What is asked for is the whole listing, given again word for word.

————————

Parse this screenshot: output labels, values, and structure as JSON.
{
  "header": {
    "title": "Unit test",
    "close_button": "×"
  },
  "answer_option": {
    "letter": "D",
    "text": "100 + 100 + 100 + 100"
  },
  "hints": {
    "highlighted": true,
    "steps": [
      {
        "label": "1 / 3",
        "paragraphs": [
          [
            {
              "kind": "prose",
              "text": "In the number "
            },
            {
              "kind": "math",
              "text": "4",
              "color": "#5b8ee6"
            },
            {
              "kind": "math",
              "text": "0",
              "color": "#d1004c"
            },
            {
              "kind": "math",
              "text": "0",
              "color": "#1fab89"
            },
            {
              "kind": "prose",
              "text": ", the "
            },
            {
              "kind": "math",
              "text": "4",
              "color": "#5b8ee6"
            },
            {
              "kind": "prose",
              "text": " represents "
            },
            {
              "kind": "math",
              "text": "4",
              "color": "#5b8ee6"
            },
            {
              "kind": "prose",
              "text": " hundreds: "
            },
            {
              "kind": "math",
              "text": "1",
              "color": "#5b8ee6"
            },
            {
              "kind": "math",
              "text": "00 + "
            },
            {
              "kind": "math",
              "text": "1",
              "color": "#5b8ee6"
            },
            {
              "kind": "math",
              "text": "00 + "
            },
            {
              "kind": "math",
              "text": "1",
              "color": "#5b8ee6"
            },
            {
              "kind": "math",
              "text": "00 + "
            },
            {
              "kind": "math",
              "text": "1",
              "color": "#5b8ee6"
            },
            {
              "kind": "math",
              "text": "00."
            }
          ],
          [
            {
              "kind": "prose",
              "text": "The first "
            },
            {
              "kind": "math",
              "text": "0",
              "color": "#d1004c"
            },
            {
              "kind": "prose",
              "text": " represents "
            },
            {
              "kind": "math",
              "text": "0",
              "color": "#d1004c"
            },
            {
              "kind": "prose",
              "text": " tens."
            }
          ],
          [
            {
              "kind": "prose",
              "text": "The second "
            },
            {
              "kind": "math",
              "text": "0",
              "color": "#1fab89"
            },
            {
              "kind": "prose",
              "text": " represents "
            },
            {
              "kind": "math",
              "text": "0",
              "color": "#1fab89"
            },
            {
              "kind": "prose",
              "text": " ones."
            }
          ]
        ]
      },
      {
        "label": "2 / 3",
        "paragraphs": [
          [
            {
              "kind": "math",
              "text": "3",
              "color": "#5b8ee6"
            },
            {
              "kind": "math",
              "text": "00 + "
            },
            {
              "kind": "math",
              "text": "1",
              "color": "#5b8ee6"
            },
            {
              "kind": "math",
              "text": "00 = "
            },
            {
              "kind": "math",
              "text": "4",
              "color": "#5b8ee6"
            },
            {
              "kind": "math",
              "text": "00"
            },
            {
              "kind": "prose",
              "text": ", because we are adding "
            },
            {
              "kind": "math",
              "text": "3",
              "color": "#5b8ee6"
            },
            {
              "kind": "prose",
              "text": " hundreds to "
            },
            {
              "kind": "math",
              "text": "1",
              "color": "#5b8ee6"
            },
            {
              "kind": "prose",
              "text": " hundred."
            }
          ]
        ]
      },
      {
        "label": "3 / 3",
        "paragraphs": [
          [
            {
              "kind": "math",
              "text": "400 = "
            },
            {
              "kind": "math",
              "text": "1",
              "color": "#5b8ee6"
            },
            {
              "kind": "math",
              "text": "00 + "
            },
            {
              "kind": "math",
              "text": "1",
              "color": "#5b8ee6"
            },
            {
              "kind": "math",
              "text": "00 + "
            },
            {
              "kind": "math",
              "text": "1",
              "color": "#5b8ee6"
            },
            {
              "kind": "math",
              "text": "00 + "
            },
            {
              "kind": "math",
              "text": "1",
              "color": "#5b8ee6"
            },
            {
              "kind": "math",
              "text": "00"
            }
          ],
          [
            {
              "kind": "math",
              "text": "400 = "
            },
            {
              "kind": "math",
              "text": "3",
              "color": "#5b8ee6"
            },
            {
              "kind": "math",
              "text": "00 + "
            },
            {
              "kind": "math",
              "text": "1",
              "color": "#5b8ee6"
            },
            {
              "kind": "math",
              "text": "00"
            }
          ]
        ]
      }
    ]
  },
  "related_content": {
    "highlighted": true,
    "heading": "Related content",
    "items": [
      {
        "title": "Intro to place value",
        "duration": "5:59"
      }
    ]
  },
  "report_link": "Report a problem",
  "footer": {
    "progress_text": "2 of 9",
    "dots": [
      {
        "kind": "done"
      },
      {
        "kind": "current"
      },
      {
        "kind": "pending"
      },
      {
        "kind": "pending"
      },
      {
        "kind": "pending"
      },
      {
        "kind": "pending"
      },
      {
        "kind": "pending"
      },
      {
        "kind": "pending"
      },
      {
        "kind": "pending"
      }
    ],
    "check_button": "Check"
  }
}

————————

= Result of the task =
Parse this screenshot: output labels, values, and structure as JSON.
{
  "header": {
    "title": "Unit test",
    "close_button": "×"
  },
  "answer_option": {
    "letter": "D",
    "text": "100 + 100 + 100 + 100"
  },
  "hints": {
    "highlighted": true,
    "steps": [
      {
        "label": "1 / 3",
        "paragraphs": [
          [
            {
              "kind": "prose",
              "text": "In the number "
            },
            {
              "kind": "math",
              "text": "4",
              "color": "#5b8ee6"
            },
            {
              "kind": "math",
              "text": "0",
              "color": "#d1004c"
            },
            {
              "kind": "math",
              "text": "0",
              "color": "#1fab89"
            },
            {
              "kind": "prose",
              "text": ", the "
            },
            {
              "kind": "math",
              "text": "4",
              "color": "#5b8ee6"
            },
            {
              "kind": "prose",
              "text": " represents "
            },
            {
              "kind": "math",
              "text": "4",
              "color": "#5b8ee6"
            },
            {
              "kind": "prose",
              "text": " hundreds: "
            },
            {
              "kind": "math",
              "text": "1",
              "color": "#5b8ee6"
            },
            {
              "kind": "math",
              "text": "00 + "
            },
            {
              "kind": "math",
              "text": "1",
              "color": "#5b8ee6"
            },
            {
              "kind": "math",
              "text": "00 + "
            },
            {
              "kind": "math",
              "text": "1",
              "color": "#5b8ee6"
            },
            {
              "kind": "math",
              "text": "00 + "
            },
            {
              "kind": "math",
              "text": "1",
              "color": "#5b8ee6"
            },
            {
              "kind": "math",
              "text": "00."
            }
          ],
          [
            {
              "kind": "prose",
              "text": "The first "
            },
            {
              "kind": "math",
              "text": "0",
              "color": "#d1004c"
            },
            {
              "kind": "prose",
              "text": " represents "
            },
            {
              "kind": "math",
              "text": "0",
              "color": "#d1004c"
            },
            {
              "kind": "prose",
              "text": " tens."
            }
          ],
          [
            {
              "kind": "prose",
              "text": "The second "
            },
            {
              "kind": "math",
              "text": "0",
              "color": "#1fab89"
            },
            {
              "kind": "prose",
              "text": " represents "
            },
            {
              "kind": "math",
              "text": "0",
              "color": "#1fab89"
            },
            {
              "kind": "prose",
              "text": " ones."
            }
          ]
        ]
      },
      {
        "label": "2 / 3",
        "paragraphs": [
          [
            {
              "kind": "math",
              "text": "3",
              "color": "#5b8ee6"
            },
            {
              "kind": "math",
              "text": "00 + "
            },
            {
              "kind": "math",
              "text": "1",
              "color": "#5b8ee6"
            },
            {
              "kind": "math",
              "text": "00 = "
            },
            {
              "kind": "math",
              "text": "4",
              "color": "#5b8ee6"
            },
            {
              "kind": "math",
              "text": "00"
            },
            {
              "kind": "prose",
              "text": ", because we are adding "
            },
            {
              "kind": "math",
              "text": "3",
              "color": "#5b8ee6"
            },
            {
              "kind": "prose",
              "text": " hundreds to "
            },
            {
              "kind": "math",
              "text": "1",
              "color": "#5b8ee6"
            },
            {
              "kind": "prose",
              "text": " hundred."
            }
          ]
        ]
      },
      {
        "label": "3 / 3",
        "paragraphs": [
          [
            {
              "kind": "math",
              "text": "400 = "
            },
            {
              "kind": "math",
              "text": "1",
              "color": "#5b8ee6"
            },
            {
              "kind": "math",
              "text": "00 + "
            },
            {
              "kind": "math",
              "text": "1",
              "color": "#5b8ee6"
            },
            {
              "kind": "math",
              "text": "00 + "
            },
            {
              "kind": "math",
              "text": "1",
              "color": "#5b8ee6"
            },
            {
              "kind": "math",
              "text": "00 + "
            },
            {
              "kind": "math",
              "text": "1",
              "color": "#5b8ee6"
            },
            {
              "kind": "math",
              "text": "00"
            }
          ],
          [
            {
              "kind": "math",
              "text": "400 = "
            },
            {
              "kind": "math",
              "text": "3",
              "color": "#5b8ee6"
            },
            {
              "kind": "math",
              "text": "00 + "
            },
            {
              "kind": "math",
              "text": "1",
              "color": "#5b8ee6"
            },
            {
              "kind": "math",
              "text": "00"
            }
          ]
        ]
      }
    ]
  },
  "related_content": {
    "highlighted": true,
    "heading": "Related content",
    "items": [
      {
        "title": "Intro to place value",
        "duration": "5:59"
      }
    ]
  },
  "report_link": "Report a problem",
  "footer": {
    "progress_text": "2 of 9",
    "dots": [
      {
        "kind": "done"
      },
      {
        "kind": "current"
      },
      {
        "kind": "pending"
      },
      {
        "kind": "pending"
      },
      {
        "kind": "pending"
      },
      {
        "kind": "pending"
      },
      {
        "kind": "pending"
      },
      {
        "kind": "pending"
      },
      {
        "kind": "pending"
      }
    ],
    "check_button": "Check"
  }
}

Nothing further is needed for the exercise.